How and why omnichannel has become the new standard
So what is the new normal, anyway?
You’d have to be living under a rock to not know that retail as we used to know it has undergone tectonic changes in the last decade. We’ve seen established retail giants wither and shrink as e-commerce has come to dominate the scene.
But let’s not bury brick & mortar retail just yet. Shoppers will always want to shop in an actual store. Because for all it can do, e-commerce cannot replicate the essential social, hands-on, interpersonal experience of a shopping trip. And there are still lots of brick and mortar options for customers to choose from.
Retailers who want to thrive in the 21st century will have to take advantage of the best of both worlds, digital and brick & mortar. Reach your customers online, communicate with them, and drive them into your location(s). Let technology enable you to provide the smoothest, most enjoyable, most seamless shopping experience possible, in any venue.
That, in a nutshell, is the new normal.
What being omnichannel means for your business
Here’s something to think about. In 2016, shoppers’ expectation of delivery was 2.6 days; this year it’s 1 day (or even less!) To achieve that result requires a frictionless, fast and superior interface at each touchpoint. It takes a data strategy, a content team, discipline and a lot of work. What we learned from Jeff Bezos is that the best customer service means the customer doesn’t even need to contact the retailer because that retailer has proactively solved his question.
Today’s most forward-looking retailers aren’t thinking SEO but about ZUI — Zero User Interface. In other words, the ultimate customer convenience. Needless to say, Amazon is everyone’s prime example of the omnichannel business model. It’s certainly the biggest, but it’s not the only one. More and more businesses are jumping on the omnichannel wagon every day, and you don’t have to be huge to manage it. It’s a good bet that even your local pizza place offers online ordering and in-store pickup.
A couple of shining examples of omnichannel right now
If you want to see the ultimate in omnichannel marketing, take a look at what Samsung has done. In 2016 they opened Samsung 837 the first-of-its-kind cultural destination/digital playground/gallery/event space in the uber-hip Meatpacking District in New York City. There visitors can try out a dozen VR experiences, get some tech help for their devices, enjoy a meal, attend an event or performance, or immerse themselves in a live DJ show, all the while learning everything possible about Samsung products. Little or nothing is actually for sale at the location, but you can be pretty sure that many of the visitors to 837 will be buying Samsung products soon after.
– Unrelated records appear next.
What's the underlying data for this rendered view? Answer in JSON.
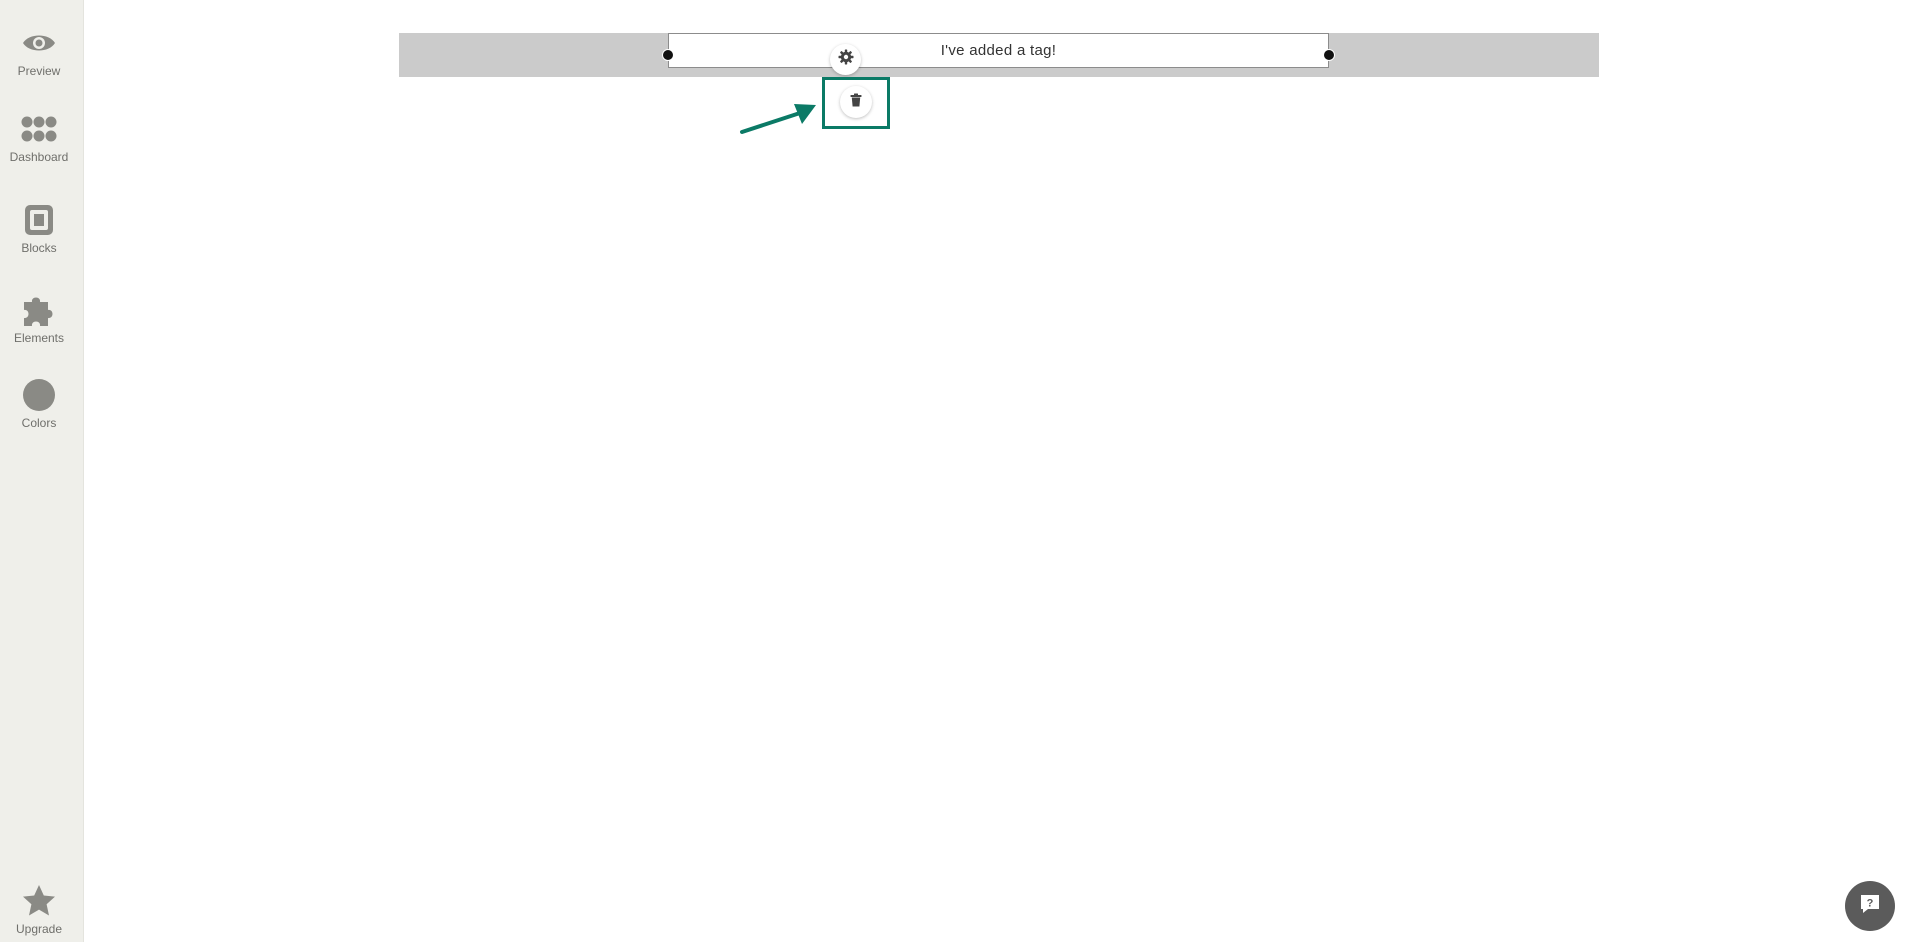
{
  "sidebar": {
    "items": [
      {
        "id": "preview",
        "label": "Preview",
        "icon": "eye-icon"
      },
      {
        "id": "dashboard",
        "label": "Dashboard",
        "icon": "dots-grid-icon"
      },
      {
        "id": "blocks",
        "label": "Blocks",
        "icon": "block-square-icon"
      },
      {
        "id": "elements",
        "label": "Elements",
        "icon": "puzzle-icon"
      },
      {
        "id": "colors",
        "label": "Colors",
        "icon": "color-circle-icon"
      }
    ],
    "upgrade": {
      "label": "Upgrade",
      "icon": "star-icon"
    }
  },
  "canvas": {
    "tag_text": "I've added a tag!",
    "settings_icon": "gear-icon",
    "delete_icon": "trash-icon",
    "annotation": {
      "color": "#0b7a66",
      "arrow_icon": "arrow-icon"
    }
  },
  "help": {
    "icon": "help-chat-icon"
  },
  "colors": {
    "sidebar_bg": "#efefea",
    "icon_gray": "#8a8a85",
    "band_gray": "#cbcbcb",
    "accent_green": "#0b7a66"
  }
}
Story — that NYC hybrid online/brick & mortar business that reads like a magazine, displays like a gallery, and sells like a store — takes a totally different approach. Each 6-8 weeks, they feature a different theme, idea or product group. Visitors to their website can read editorial content about various displays and products and then go into the store to see, try and buy.
Retail is moving forward with omnichannel — don’t get left behind
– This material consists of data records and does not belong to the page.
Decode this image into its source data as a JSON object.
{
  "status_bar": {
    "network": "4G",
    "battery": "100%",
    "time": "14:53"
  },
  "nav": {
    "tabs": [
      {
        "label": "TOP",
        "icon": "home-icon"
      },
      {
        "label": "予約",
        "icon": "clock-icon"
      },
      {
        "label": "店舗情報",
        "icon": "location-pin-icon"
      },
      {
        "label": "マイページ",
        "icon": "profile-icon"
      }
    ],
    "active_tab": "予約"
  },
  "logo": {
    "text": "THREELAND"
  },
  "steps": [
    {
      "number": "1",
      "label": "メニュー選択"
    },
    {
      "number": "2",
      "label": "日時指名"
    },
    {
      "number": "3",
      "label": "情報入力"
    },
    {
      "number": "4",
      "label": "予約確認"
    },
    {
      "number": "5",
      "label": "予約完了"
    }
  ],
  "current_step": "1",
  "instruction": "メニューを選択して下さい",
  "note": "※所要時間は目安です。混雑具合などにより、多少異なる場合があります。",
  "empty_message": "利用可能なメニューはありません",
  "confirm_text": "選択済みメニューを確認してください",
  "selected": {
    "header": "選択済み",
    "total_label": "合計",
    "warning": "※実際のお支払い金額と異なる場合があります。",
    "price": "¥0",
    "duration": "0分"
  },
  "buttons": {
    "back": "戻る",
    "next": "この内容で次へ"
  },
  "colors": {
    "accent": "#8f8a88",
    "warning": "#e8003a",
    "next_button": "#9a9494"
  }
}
Research is showing that convenience is the main driver behind much of the upheaval in retail now. From the viewpoint of your bottom line, a sale is a sale, regardless of where it happens. Omnichannel retailing provides your customers with a total, seamless experience regardless of where they encounter your business. Without it, you just don't survive.
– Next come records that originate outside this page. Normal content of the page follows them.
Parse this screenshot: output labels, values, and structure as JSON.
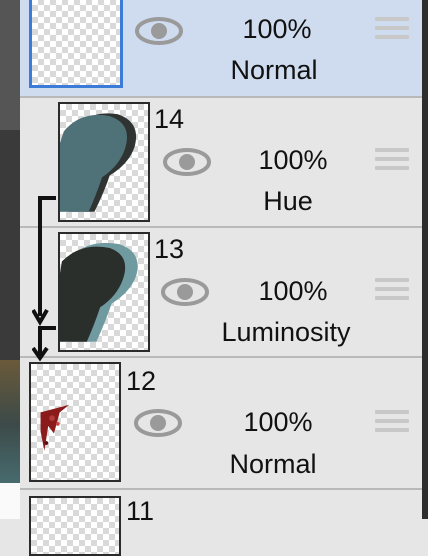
{
  "layers": [
    {
      "number": "",
      "opacity": "100%",
      "blend": "Normal",
      "selected": true,
      "clipped": false,
      "thumb": "empty"
    },
    {
      "number": "14",
      "opacity": "100%",
      "blend": "Hue",
      "selected": false,
      "clipped": true,
      "thumb": "teal-shape"
    },
    {
      "number": "13",
      "opacity": "100%",
      "blend": "Luminosity",
      "selected": false,
      "clipped": true,
      "thumb": "dark-shape"
    },
    {
      "number": "12",
      "opacity": "100%",
      "blend": "Normal",
      "selected": false,
      "clipped": false,
      "thumb": "red-splatter"
    },
    {
      "number": "11",
      "opacity": "",
      "blend": "",
      "selected": false,
      "clipped": false,
      "thumb": "empty"
    }
  ],
  "icons": {
    "visibility": "eye-icon",
    "handle": "drag-handle-icon",
    "clip": "clipping-arrow-icon"
  },
  "colors": {
    "selected_bg": "#cfdcef",
    "row_bg": "#e6e6e6",
    "selection_border": "#3b7bd8"
  }
}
And if you want to do more than survive — if you want to thrive — you will have to step up your game and create a unique experience and feeling. This is where technology comes in as a tool and facilitator. And when we say unique, we mean stress-free.
In our last Shopping Tour-related post we spoke about “invisible technology.” Things like chatbots for expediting online transactions, in-store electronic kiosks to interactively engage customers, even the data you gather about your customers’ buying habits, all contribute to your ability to provide better service and products.
As we said at the top, retail is not dead, it's just transforming MASSIVELY. Going omnichannel will allow you to transform along with it.